> **Input for this task**:
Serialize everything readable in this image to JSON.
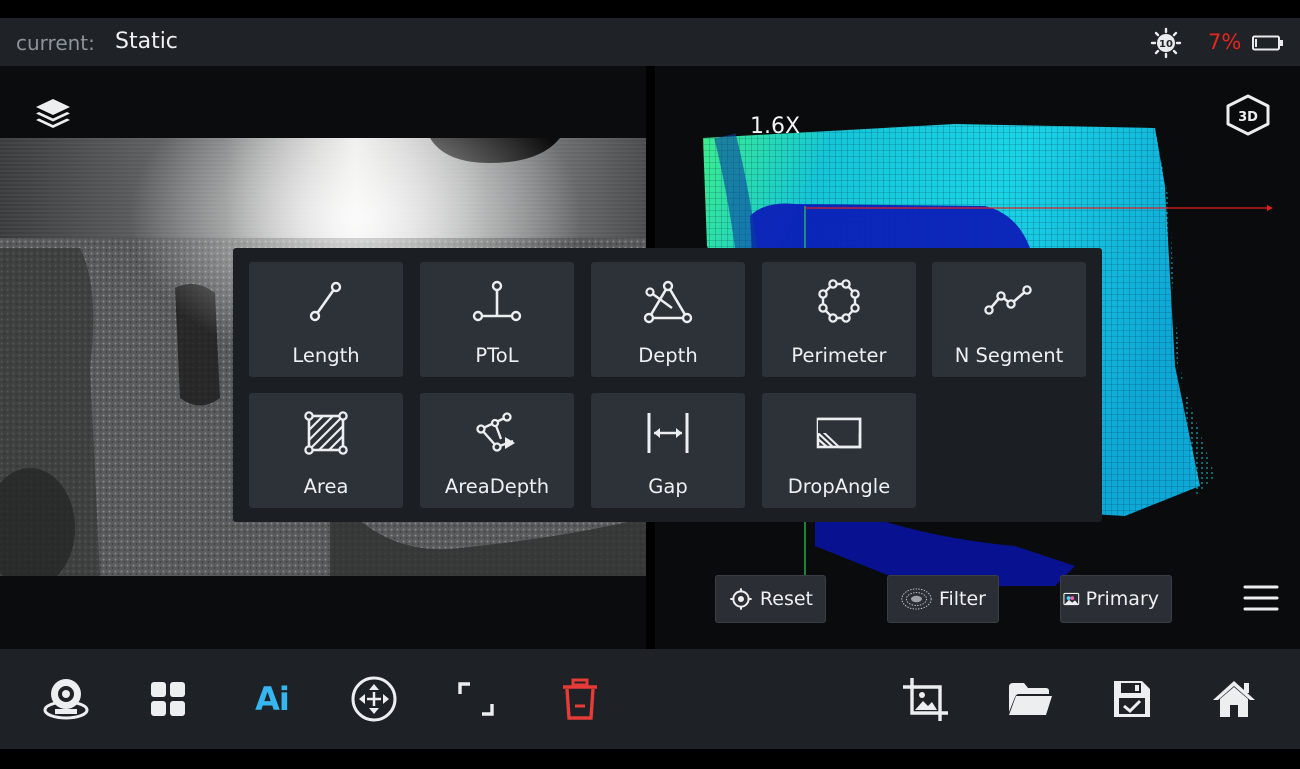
{
  "status_bar": {
    "mode_label": "current:",
    "mode_value": "Static",
    "brightness_level": "10",
    "battery_percent": "7%"
  },
  "left_view": {
    "layers_icon": "layers-icon"
  },
  "right_view": {
    "zoom": "1.6X",
    "view_3d_icon": "3d-cube-icon",
    "reset_label": "Reset",
    "filter_label": "Filter",
    "primary_label": "Primary"
  },
  "measure_menu": {
    "items": [
      {
        "label": "Length",
        "icon": "line-segment-icon"
      },
      {
        "label": "PToL",
        "icon": "point-to-line-icon"
      },
      {
        "label": "Depth",
        "icon": "depth-triangle-icon"
      },
      {
        "label": "Perimeter",
        "icon": "polygon-perimeter-icon"
      },
      {
        "label": "N Segment",
        "icon": "polyline-icon"
      },
      {
        "label": "Area",
        "icon": "area-icon"
      },
      {
        "label": "AreaDepth",
        "icon": "area-depth-icon"
      },
      {
        "label": "Gap",
        "icon": "gap-icon"
      },
      {
        "label": "DropAngle",
        "icon": "drop-angle-icon"
      }
    ]
  },
  "toolbar": {
    "ai_label": "Ai",
    "tools": [
      "camera-capture-icon",
      "grid-apps-icon",
      "ai-icon",
      "move-crosshair-icon",
      "fullscreen-icon",
      "delete-icon",
      "crop-image-icon",
      "folder-icon",
      "save-icon",
      "home-icon"
    ]
  },
  "colors": {
    "accent_blue": "#35b6f0",
    "battery_red": "#e8261e",
    "delete_red": "#e63b36"
  }
}
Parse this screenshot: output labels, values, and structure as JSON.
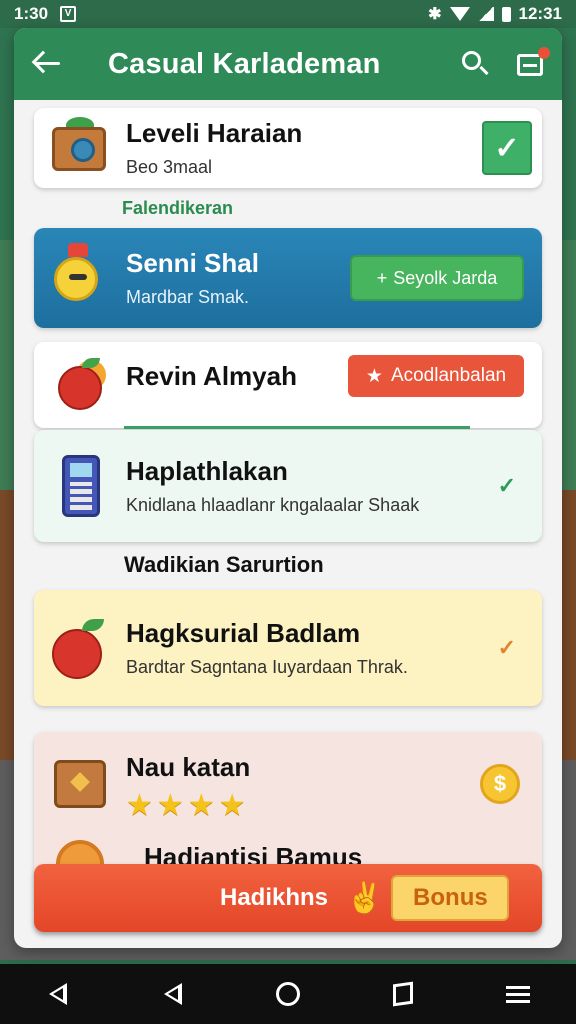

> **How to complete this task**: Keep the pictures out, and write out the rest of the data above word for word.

> **Solution to this exercise**:
Serialize everything readable in this image to JSON.
{
  "status_bar": {
    "mode_label": "current:",
    "mode_value": "Static",
    "brightness_level": "10",
    "battery_percent": "7%"
  },
  "left_view": {
    "layers_icon": "layers-icon"
  },
  "right_view": {
    "zoom": "1.6X",
    "view_3d_icon": "3d-cube-icon",
    "reset_label": "Reset",
    "filter_label": "Filter",
    "primary_label": "Primary"
  },
  "measure_menu": {
    "items": [
      {
        "label": "Length",
        "icon": "line-segment-icon"
      },
      {
        "label": "PToL",
        "icon": "point-to-line-icon"
      },
      {
        "label": "Depth",
        "icon": "depth-triangle-icon"
      },
      {
        "label": "Perimeter",
        "icon": "polygon-perimeter-icon"
      },
      {
        "label": "N Segment",
        "icon": "polyline-icon"
      },
      {
        "label": "Area",
        "icon": "area-icon"
      },
      {
        "label": "AreaDepth",
        "icon": "area-depth-icon"
      },
      {
        "label": "Gap",
        "icon": "gap-icon"
      },
      {
        "label": "DropAngle",
        "icon": "drop-angle-icon"
      }
    ]
  },
  "toolbar": {
    "ai_label": "Ai",
    "tools": [
      "camera-capture-icon",
      "grid-apps-icon",
      "ai-icon",
      "move-crosshair-icon",
      "fullscreen-icon",
      "delete-icon",
      "crop-image-icon",
      "folder-icon",
      "save-icon",
      "home-icon"
    ]
  },
  "colors": {
    "accent_blue": "#35b6f0",
    "battery_red": "#e8261e",
    "delete_red": "#e63b36"
  }
}
Parse this screenshot: output labels, values, and structure as JSON.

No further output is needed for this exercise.